A range of conditions can trigger long-term or momentary hair loss, consisting of hormone changes due to pregnancy, childbirth, menopause and thyroid problems. Medical conditions include alopecia location (al-o-PEE-she-uh ar-e-A-tuh), which is body immune system related and causes irregular loss of hair, scalp infections such as ringworm, and a hair-pulling condition called trichotillomania (trik-o-til-o-MAY-nee-uh).
Hair loss can be a negative effects of specific drugs, such as those used for cancer, arthritis, anxiety, heart issues, gout and high blood pressure.
Radiation therapy to the head.
The hair might not grow back the same as it was in the past.
Many people experience a basic thinning of hair a number of months after a physical or psychological shock. This kind of loss of hair is momentary.
Excessive hairstyling or hairstyles that pull your hair tight, such as pigtails or cornrows, can cause a kind of hair loss called traction alopecia. Hot-oil hair treatments and permanents also can trigger hair to fall out. If scarring happens, hair loss might be irreversible.
Hair Falling Out? This May Be Why
You might be experiencing telogen effluvium, a typical form of hair loss that I frequently call “& ldquo; shock shedding.
& rdquo; Find out more. Healthy Skin
What is hair loss?
American Academy of Dermatology (AAD) notes that 80 million men and women in America have genetic loss of hair (alopecia).
It can affect simply the hair on your scalp or your whole body. Although alopecia is more prevalent in older adults, excessive loss of hair can happen in kids as well.
It's normal to lose between 50 and 100 hairs a day. With about 100,000 hairs on your head, that small loss isn't obvious.

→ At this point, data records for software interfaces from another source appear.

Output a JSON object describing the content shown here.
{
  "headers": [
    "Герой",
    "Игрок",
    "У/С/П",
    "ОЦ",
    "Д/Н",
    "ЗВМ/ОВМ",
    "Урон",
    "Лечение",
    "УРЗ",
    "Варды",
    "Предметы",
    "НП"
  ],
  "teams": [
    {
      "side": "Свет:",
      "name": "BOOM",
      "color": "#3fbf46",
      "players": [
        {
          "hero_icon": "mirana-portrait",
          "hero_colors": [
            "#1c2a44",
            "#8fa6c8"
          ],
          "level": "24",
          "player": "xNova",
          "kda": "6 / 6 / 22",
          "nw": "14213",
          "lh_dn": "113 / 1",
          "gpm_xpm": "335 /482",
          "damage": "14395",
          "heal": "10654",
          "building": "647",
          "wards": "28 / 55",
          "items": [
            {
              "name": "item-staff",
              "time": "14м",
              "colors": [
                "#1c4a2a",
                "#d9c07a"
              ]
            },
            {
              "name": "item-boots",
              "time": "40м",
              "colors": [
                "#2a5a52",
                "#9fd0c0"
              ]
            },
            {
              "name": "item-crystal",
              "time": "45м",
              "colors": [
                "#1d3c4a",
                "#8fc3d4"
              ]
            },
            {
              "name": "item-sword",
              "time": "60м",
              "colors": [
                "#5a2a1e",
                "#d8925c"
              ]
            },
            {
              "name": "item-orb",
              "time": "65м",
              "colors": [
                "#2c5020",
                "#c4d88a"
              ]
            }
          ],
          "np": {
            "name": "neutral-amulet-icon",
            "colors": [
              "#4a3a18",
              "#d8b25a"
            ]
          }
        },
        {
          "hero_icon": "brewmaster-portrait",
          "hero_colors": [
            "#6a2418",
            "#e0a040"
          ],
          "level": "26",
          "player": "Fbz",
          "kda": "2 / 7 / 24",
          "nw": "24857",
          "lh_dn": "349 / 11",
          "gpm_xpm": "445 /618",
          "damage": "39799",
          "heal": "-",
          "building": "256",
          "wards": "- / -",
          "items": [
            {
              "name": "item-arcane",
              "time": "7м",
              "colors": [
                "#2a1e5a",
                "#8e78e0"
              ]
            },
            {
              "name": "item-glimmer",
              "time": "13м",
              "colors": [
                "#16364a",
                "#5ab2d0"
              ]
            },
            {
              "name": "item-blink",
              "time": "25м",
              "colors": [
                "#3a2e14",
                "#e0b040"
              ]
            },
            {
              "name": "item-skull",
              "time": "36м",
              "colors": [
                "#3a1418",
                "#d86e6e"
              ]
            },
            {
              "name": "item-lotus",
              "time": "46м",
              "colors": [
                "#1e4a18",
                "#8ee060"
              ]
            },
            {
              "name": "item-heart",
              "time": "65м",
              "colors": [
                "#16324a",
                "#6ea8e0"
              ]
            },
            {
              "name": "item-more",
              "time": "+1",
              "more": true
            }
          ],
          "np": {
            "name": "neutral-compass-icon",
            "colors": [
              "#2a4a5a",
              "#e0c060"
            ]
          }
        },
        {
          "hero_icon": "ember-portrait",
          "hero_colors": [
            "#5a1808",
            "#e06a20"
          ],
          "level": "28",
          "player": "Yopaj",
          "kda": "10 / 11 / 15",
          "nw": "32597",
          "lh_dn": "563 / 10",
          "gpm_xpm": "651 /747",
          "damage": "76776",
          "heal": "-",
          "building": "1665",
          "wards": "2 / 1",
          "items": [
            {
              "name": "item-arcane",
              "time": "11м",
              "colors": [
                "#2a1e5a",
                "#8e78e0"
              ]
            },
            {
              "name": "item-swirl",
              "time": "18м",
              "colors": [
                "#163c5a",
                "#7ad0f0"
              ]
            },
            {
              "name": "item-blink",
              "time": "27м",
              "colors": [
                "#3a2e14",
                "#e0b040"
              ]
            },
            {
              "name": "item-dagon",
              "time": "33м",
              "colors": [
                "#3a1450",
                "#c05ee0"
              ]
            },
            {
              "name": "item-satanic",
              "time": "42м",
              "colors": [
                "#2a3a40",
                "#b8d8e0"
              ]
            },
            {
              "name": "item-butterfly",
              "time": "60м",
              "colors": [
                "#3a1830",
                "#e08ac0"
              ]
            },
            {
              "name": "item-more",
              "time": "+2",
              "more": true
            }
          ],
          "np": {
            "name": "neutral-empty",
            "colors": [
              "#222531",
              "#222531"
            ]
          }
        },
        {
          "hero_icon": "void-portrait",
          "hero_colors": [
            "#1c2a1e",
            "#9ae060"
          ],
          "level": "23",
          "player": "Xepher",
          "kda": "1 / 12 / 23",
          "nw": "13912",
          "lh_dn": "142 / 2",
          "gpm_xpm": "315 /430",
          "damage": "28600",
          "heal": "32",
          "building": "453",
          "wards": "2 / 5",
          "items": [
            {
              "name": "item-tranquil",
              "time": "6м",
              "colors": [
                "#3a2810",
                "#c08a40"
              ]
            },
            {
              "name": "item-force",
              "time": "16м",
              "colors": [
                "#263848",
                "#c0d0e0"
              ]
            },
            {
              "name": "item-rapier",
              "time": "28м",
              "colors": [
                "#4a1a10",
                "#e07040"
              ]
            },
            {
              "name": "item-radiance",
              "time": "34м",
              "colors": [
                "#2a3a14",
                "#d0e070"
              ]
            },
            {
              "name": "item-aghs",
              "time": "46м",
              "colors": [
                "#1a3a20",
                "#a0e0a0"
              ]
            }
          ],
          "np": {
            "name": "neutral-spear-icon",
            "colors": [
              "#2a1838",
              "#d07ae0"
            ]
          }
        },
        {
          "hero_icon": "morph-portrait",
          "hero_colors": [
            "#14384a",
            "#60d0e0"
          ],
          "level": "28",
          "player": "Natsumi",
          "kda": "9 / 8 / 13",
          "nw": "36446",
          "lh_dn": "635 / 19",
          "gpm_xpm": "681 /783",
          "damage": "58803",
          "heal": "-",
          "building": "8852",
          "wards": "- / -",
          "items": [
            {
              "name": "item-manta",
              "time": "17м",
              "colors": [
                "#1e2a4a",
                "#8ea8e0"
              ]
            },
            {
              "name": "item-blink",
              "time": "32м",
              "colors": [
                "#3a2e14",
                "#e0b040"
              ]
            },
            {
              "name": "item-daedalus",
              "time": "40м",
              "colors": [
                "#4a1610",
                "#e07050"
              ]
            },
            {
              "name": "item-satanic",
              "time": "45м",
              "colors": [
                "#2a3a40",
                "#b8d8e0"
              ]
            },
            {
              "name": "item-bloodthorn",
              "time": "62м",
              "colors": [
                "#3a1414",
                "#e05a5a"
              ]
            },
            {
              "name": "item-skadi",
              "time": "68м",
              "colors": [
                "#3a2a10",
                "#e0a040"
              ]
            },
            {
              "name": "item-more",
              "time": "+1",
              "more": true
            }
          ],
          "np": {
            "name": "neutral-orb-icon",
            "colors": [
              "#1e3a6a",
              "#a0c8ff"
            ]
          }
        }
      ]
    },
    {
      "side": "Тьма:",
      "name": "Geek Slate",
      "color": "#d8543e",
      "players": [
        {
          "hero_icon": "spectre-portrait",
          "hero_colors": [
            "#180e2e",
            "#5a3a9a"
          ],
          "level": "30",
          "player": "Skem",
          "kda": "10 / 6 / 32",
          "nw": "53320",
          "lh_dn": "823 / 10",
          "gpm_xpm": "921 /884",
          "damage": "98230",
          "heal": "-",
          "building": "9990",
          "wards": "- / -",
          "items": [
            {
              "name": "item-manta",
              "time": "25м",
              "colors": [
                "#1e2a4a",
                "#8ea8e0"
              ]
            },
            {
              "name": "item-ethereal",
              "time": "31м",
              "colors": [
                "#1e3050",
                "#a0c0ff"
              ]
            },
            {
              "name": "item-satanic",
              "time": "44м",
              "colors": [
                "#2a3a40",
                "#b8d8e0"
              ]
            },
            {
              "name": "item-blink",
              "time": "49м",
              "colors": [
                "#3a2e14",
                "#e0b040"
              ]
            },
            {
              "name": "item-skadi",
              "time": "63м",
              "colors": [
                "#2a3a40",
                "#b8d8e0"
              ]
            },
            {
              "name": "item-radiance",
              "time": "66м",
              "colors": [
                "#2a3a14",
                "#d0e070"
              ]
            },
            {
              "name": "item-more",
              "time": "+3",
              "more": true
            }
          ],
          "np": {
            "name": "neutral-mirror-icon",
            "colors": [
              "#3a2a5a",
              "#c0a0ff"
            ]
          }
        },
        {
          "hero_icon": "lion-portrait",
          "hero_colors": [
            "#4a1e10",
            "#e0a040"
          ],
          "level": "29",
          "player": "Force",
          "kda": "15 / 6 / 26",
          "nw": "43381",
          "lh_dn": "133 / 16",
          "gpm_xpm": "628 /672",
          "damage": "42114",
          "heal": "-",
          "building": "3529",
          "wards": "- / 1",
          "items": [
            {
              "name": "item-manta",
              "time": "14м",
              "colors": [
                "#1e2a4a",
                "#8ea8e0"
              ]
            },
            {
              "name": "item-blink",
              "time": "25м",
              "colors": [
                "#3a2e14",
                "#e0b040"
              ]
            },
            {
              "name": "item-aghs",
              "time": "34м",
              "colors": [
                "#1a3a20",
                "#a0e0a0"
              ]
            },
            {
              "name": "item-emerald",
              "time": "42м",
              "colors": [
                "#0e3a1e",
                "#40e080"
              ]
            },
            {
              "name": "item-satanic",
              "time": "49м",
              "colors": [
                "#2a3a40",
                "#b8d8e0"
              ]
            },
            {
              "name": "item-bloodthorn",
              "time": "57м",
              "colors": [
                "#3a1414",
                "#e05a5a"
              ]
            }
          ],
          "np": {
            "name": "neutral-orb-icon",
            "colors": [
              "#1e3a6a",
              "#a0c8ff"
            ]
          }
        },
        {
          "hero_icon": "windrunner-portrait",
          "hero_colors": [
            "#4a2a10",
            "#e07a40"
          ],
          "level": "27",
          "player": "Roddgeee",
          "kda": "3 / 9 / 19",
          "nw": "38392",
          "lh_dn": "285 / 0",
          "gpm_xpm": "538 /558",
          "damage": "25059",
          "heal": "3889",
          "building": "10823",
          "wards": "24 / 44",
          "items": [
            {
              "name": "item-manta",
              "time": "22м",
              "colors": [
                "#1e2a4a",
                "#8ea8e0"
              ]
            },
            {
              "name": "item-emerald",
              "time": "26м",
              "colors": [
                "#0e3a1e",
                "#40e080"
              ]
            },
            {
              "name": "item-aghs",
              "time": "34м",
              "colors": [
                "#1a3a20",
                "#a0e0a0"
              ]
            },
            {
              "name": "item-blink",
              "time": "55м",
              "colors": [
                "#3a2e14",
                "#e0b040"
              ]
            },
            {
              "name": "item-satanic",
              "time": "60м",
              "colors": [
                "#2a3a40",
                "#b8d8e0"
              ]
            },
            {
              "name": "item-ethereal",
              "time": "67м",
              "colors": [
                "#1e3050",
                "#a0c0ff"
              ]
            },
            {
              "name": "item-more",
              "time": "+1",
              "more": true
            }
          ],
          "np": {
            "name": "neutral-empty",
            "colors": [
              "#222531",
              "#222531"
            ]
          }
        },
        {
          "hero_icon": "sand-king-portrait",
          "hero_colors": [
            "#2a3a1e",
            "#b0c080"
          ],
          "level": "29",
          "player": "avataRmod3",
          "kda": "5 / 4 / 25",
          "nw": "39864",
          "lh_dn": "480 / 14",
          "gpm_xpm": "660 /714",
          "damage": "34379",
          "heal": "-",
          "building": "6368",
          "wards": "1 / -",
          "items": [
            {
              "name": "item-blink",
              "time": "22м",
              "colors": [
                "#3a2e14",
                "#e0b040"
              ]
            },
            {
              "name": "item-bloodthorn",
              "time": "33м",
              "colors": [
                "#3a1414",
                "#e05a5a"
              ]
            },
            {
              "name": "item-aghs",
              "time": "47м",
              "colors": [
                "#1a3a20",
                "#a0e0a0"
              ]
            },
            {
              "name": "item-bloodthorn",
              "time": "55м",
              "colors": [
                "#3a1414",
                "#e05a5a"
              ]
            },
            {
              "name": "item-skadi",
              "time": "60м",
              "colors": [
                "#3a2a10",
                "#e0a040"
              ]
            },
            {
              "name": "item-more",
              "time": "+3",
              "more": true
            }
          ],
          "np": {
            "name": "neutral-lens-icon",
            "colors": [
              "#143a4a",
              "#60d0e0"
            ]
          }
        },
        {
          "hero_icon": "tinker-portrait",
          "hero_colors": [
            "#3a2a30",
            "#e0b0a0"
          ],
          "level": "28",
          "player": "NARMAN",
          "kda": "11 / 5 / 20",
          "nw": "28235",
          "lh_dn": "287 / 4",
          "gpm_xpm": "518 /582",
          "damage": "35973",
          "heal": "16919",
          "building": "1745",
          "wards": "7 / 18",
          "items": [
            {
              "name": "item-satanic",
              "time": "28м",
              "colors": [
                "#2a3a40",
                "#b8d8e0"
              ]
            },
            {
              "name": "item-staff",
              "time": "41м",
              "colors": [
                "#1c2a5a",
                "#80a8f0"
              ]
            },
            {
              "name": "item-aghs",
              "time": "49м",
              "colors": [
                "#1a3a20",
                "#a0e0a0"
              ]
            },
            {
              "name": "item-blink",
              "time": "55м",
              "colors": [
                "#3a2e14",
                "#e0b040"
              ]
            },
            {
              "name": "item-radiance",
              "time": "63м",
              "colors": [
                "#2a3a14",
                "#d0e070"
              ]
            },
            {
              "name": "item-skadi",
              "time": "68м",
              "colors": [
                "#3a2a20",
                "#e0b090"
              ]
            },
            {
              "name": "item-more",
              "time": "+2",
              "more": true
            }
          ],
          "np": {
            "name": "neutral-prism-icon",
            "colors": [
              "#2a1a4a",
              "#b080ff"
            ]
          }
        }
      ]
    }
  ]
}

New hair generally changes the lost hair, but this doesn't always happen. Hair loss can develop slowly over years or take place suddenly. Hair loss can be irreversible or short-lived.
It's difficult to count the amount of hair lost on an offered day. You might be losing more hair than is regular if you see a large quantity of hair in the drain after washing your hair or clumps of hair in your brush. You might likewise notice thinning spots of hair or baldness.
If you notice that you're losing more hair than normal, you ought to go over the issue with your medical professional. They can figure out the underlying cause of your hair loss and suggest appropriate treatment plans.
What triggers hair loss?
First, your physician or skin doctor (a medical professional who focuses on skin issues) will attempt to figure out the underlying cause of your hair loss. The most typical reason for loss of hair is hereditary male- or female-pattern baldness.
If you have a family history of baldness, you might have this kind of loss of hair. Particular sex hormones can set off genetic hair loss. It may begin as early as adolescence.
In many cases, hair loss may occur with a basic halt in the cycle of hair development. Significant illnesses, surgical treatments, or distressing occasions can set off loss of hair. Nevertheless, your hair will usually start growing back without treatment.
Hormonal changes can trigger momentary loss of hair. Examples consist of:
terminating using contraceptive pill menopause Medical conditions that can trigger loss of hair include:
thyroid disease alopecia location (an autoimmune disease that attacks hair follicles) scalp infections like ringworm Illness that cause scarring, such as lichen planus and some kinds of lupus, can lead to permanent loss of hair due to the fact that of the scarring.
Loss of hair can also be because of medications used to treat:
cancer hypertension arthritis depression
A physical or psychological shock may trigger obvious loss of hair. Examples of this kind of shock consist of:
a death in the family
a high fever
Individuals with trichotillomania (hair-pulling disorder) have a requirement to take out their hair, typically from their head, eyebrows, or eyelashes.
Traction hair loss can be due to hairstyles that put pressure on the hair follicles by pulling the hair back really securely.
A diet lacking in protein iron, and other nutrients can also result in thinning hair.